WHAT NEEDS TO BE DONE:
Return the whole listing exactly as it stands.

+++ MATERIALS PROVIDED

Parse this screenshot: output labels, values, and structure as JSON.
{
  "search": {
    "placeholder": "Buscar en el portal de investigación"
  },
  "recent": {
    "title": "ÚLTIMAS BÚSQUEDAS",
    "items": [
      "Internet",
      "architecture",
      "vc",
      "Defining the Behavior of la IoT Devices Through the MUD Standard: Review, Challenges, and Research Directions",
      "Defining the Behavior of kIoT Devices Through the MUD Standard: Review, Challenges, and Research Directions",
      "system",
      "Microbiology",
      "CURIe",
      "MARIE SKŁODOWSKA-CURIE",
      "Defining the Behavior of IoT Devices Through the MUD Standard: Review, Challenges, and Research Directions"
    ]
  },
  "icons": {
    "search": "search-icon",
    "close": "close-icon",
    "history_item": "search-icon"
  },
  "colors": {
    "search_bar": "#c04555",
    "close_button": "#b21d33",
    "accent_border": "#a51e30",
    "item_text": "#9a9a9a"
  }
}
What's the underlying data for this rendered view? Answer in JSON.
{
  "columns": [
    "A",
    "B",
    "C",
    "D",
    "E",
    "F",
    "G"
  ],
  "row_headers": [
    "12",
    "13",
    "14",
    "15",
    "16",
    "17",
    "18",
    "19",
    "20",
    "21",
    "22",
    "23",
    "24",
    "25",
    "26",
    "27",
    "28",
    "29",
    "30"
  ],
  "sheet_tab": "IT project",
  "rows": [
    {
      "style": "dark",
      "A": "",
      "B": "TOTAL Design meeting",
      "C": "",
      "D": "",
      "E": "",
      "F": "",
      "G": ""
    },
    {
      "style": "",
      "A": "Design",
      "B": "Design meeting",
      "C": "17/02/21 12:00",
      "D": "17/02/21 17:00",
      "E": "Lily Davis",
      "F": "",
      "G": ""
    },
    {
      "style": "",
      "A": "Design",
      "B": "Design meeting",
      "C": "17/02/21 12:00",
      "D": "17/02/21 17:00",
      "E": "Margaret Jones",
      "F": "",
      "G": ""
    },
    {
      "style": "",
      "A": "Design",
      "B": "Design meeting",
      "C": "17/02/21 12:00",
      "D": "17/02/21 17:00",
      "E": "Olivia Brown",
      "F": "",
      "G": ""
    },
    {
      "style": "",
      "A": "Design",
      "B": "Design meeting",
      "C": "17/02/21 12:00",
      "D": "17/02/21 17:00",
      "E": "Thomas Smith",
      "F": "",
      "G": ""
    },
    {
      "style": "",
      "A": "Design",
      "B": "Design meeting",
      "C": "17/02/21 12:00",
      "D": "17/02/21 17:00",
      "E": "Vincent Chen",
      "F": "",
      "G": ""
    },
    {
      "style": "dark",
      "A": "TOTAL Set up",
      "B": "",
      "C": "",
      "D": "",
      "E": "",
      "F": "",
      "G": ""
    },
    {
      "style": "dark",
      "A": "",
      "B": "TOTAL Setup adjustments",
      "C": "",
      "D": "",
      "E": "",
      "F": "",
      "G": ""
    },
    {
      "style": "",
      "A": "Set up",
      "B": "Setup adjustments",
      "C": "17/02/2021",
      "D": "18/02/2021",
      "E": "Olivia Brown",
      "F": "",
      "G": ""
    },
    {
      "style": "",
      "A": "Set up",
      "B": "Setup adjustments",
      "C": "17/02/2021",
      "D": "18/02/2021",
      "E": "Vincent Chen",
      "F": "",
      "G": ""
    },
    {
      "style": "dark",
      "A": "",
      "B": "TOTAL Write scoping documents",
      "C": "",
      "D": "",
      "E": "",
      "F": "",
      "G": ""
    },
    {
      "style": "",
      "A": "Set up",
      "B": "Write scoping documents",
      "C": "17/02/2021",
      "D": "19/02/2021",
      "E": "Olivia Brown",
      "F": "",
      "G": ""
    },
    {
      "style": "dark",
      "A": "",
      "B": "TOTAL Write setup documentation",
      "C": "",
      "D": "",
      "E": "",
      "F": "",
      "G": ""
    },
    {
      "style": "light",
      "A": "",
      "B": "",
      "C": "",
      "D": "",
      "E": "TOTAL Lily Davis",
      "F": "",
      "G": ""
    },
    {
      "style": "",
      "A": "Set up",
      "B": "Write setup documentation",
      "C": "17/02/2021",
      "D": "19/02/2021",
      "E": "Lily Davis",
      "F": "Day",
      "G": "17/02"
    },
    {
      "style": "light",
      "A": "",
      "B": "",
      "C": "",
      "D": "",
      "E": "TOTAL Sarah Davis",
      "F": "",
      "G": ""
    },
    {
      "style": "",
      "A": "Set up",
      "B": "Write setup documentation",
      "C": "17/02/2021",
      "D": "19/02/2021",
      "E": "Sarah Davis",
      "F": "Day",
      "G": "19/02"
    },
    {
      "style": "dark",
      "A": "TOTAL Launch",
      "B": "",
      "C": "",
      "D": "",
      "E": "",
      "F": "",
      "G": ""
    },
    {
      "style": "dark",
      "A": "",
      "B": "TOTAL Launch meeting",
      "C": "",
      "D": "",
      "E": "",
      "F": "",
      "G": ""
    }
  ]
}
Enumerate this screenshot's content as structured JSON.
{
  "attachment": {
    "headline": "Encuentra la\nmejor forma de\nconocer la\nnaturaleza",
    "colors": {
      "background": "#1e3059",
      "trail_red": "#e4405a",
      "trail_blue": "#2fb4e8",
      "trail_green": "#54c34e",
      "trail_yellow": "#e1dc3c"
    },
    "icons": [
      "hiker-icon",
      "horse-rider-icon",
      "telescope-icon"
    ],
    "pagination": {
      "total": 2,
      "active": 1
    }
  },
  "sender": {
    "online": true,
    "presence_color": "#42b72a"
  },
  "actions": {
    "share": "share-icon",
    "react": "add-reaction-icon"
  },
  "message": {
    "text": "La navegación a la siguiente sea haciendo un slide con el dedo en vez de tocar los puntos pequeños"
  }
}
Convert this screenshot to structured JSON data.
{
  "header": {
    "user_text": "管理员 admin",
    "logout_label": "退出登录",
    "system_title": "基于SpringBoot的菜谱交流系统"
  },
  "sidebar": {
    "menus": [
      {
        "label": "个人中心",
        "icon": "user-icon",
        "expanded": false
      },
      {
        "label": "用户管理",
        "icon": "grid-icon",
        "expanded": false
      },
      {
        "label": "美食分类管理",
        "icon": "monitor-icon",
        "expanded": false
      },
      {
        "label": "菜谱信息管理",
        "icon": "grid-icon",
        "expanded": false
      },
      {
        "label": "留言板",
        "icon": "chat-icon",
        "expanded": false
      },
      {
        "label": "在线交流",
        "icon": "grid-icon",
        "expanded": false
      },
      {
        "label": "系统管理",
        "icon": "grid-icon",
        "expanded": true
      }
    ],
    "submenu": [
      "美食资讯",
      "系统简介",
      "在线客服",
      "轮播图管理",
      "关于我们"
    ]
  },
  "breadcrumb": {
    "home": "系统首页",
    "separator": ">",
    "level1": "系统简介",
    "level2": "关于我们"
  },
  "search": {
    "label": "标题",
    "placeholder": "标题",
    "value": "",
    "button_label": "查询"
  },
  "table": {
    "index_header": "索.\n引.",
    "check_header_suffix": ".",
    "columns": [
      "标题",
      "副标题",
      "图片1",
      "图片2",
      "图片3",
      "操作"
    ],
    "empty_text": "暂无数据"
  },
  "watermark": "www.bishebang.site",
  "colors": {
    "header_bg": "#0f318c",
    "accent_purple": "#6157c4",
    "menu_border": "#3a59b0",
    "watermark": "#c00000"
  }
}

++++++

TASK RESPONSE:
Parse this screenshot: output labels, values, and structure as JSON.
{
  "search": {
    "placeholder": "Buscar en el portal de investigación"
  },
  "recent": {
    "title": "ÚLTIMAS BÚSQUEDAS",
    "items": [
      "Internet",
      "architecture",
      "vc",
      "Defining the Behavior of la IoT Devices Through the MUD Standard: Review, Challenges, and Research Directions",
      "Defining the Behavior of kIoT Devices Through the MUD Standard: Review, Challenges, and Research Directions",
      "system",
      "Microbiology",
      "CURIe",
      "MARIE SKŁODOWSKA-CURIE",
      "Defining the Behavior of IoT Devices Through the MUD Standard: Review, Challenges, and Research Directions"
    ]
  },
  "icons": {
    "search": "search-icon",
    "close": "close-icon",
    "history_item": "search-icon"
  },
  "colors": {
    "search_bar": "#c04555",
    "close_button": "#b21d33",
    "accent_border": "#a51e30",
    "item_text": "#9a9a9a"
  }
}
What's the underlying data for this rendered view? Answer in JSON.
{
  "columns": [
    "A",
    "B",
    "C",
    "D",
    "E",
    "F",
    "G"
  ],
  "row_headers": [
    "12",
    "13",
    "14",
    "15",
    "16",
    "17",
    "18",
    "19",
    "20",
    "21",
    "22",
    "23",
    "24",
    "25",
    "26",
    "27",
    "28",
    "29",
    "30"
  ],
  "sheet_tab": "IT project",
  "rows": [
    {
      "style": "dark",
      "A": "",
      "B": "TOTAL Design meeting",
      "C": "",
      "D": "",
      "E": "",
      "F": "",
      "G": ""
    },
    {
      "style": "",
      "A": "Design",
      "B": "Design meeting",
      "C": "17/02/21 12:00",
      "D": "17/02/21 17:00",
      "E": "Lily Davis",
      "F": "",
      "G": ""
    },
    {
      "style": "",
      "A": "Design",
      "B": "Design meeting",
      "C": "17/02/21 12:00",
      "D": "17/02/21 17:00",
      "E": "Margaret Jones",
      "F": "",
      "G": ""
    },
    {
      "style": "",
      "A": "Design",
      "B": "Design meeting",
      "C": "17/02/21 12:00",
      "D": "17/02/21 17:00",
      "E": "Olivia Brown",
      "F": "",
      "G": ""
    },
    {
      "style": "",
      "A": "Design",
      "B": "Design meeting",
      "C": "17/02/21 12:00",
      "D": "17/02/21 17:00",
      "E": "Thomas Smith",
      "F": "",
      "G": ""
    },
    {
      "style": "",
      "A": "Design",
      "B": "Design meeting",
      "C": "17/02/21 12:00",
      "D": "17/02/21 17:00",
      "E": "Vincent Chen",
      "F": "",
      "G": ""
    },
    {
      "style": "dark",
      "A": "TOTAL Set up",
      "B": "",
      "C": "",
      "D": "",
      "E": "",
      "F": "",
      "G": ""
    },
    {
      "style": "dark",
      "A": "",
      "B": "TOTAL Setup adjustments",
      "C": "",
      "D": "",
      "E": "",
      "F": "",
      "G": ""
    },
    {
      "style": "",
      "A": "Set up",
      "B": "Setup adjustments",
      "C": "17/02/2021",
      "D": "18/02/2021",
      "E": "Olivia Brown",
      "F": "",
      "G": ""
    },
    {
      "style": "",
      "A": "Set up",
      "B": "Setup adjustments",
      "C": "17/02/2021",
      "D": "18/02/2021",
      "E": "Vincent Chen",
      "F": "",
      "G": ""
    },
    {
      "style": "dark",
      "A": "",
      "B": "TOTAL Write scoping documents",
      "C": "",
      "D": "",
      "E": "",
      "F": "",
      "G": ""
    },
    {
      "style": "",
      "A": "Set up",
      "B": "Write scoping documents",
      "C": "17/02/2021",
      "D": "19/02/2021",
      "E": "Olivia Brown",
      "F": "",
      "G": ""
    },
    {
      "style": "dark",
      "A": "",
      "B": "TOTAL Write setup documentation",
      "C": "",
      "D": "",
      "E": "",
      "F": "",
      "G": ""
    },
    {
      "style": "light",
      "A": "",
      "B": "",
      "C": "",
      "D": "",
      "E": "TOTAL Lily Davis",
      "F": "",
      "G": ""
    },
    {
      "style": "",
      "A": "Set up",
      "B": "Write setup documentation",
      "C": "17/02/2021",
      "D": "19/02/2021",
      "E": "Lily Davis",
      "F": "Day",
      "G": "17/02"
    },
    {
      "style": "light",
      "A": "",
      "B": "",
      "C": "",
      "D": "",
      "E": "TOTAL Sarah Davis",
      "F": "",
      "G": ""
    },
    {
      "style": "",
      "A": "Set up",
      "B": "Write setup documentation",
      "C": "17/02/2021",
      "D": "19/02/2021",
      "E": "Sarah Davis",
      "F": "Day",
      "G": "19/02"
    },
    {
      "style": "dark",
      "A": "TOTAL Launch",
      "B": "",
      "C": "",
      "D": "",
      "E": "",
      "F": "",
      "G": ""
    },
    {
      "style": "dark",
      "A": "",
      "B": "TOTAL Launch meeting",
      "C": "",
      "D": "",
      "E": "",
      "F": "",
      "G": ""
    }
  ]
}
Enumerate this screenshot's content as structured JSON.
{
  "attachment": {
    "headline": "Encuentra la\nmejor forma de\nconocer la\nnaturaleza",
    "colors": {
      "background": "#1e3059",
      "trail_red": "#e4405a",
      "trail_blue": "#2fb4e8",
      "trail_green": "#54c34e",
      "trail_yellow": "#e1dc3c"
    },
    "icons": [
      "hiker-icon",
      "horse-rider-icon",
      "telescope-icon"
    ],
    "pagination": {
      "total": 2,
      "active": 1
    }
  },
  "sender": {
    "online": true,
    "presence_color": "#42b72a"
  },
  "actions": {
    "share": "share-icon",
    "react": "add-reaction-icon"
  },
  "message": {
    "text": "La navegación a la siguiente sea haciendo un slide con el dedo en vez de tocar los puntos pequeños"
  }
}
Convert this screenshot to structured JSON data.
{
  "header": {
    "user_text": "管理员 admin",
    "logout_label": "退出登录",
    "system_title": "基于SpringBoot的菜谱交流系统"
  },
  "sidebar": {
    "menus": [
      {
        "label": "个人中心",
        "icon": "user-icon",
        "expanded": false
      },
      {
        "label": "用户管理",
        "icon": "grid-icon",
        "expanded": false
      },
      {
        "label": "美食分类管理",
        "icon": "monitor-icon",
        "expanded": false
      },
      {
        "label": "菜谱信息管理",
        "icon": "grid-icon",
        "expanded": false
      },
      {
        "label": "留言板",
        "icon": "chat-icon",
        "expanded": false
      },
      {
        "label": "在线交流",
        "icon": "grid-icon",
        "expanded": false
      },
      {
        "label": "系统管理",
        "icon": "grid-icon",
        "expanded": true
      }
    ],
    "submenu": [
      "美食资讯",
      "系统简介",
      "在线客服",
      "轮播图管理",
      "关于我们"
    ]
  },
  "breadcrumb": {
    "home": "系统首页",
    "separator": ">",
    "level1": "系统简介",
    "level2": "关于我们"
  },
  "search": {
    "label": "标题",
    "placeholder": "标题",
    "value": "",
    "button_label": "查询"
  },
  "table": {
    "index_header": "索.\n引.",
    "check_header_suffix": ".",
    "columns": [
      "标题",
      "副标题",
      "图片1",
      "图片2",
      "图片3",
      "操作"
    ],
    "empty_text": "暂无数据"
  },
  "watermark": "www.bishebang.site",
  "colors": {
    "header_bg": "#0f318c",
    "accent_purple": "#6157c4",
    "menu_border": "#3a59b0",
    "watermark": "#c00000"
  }
}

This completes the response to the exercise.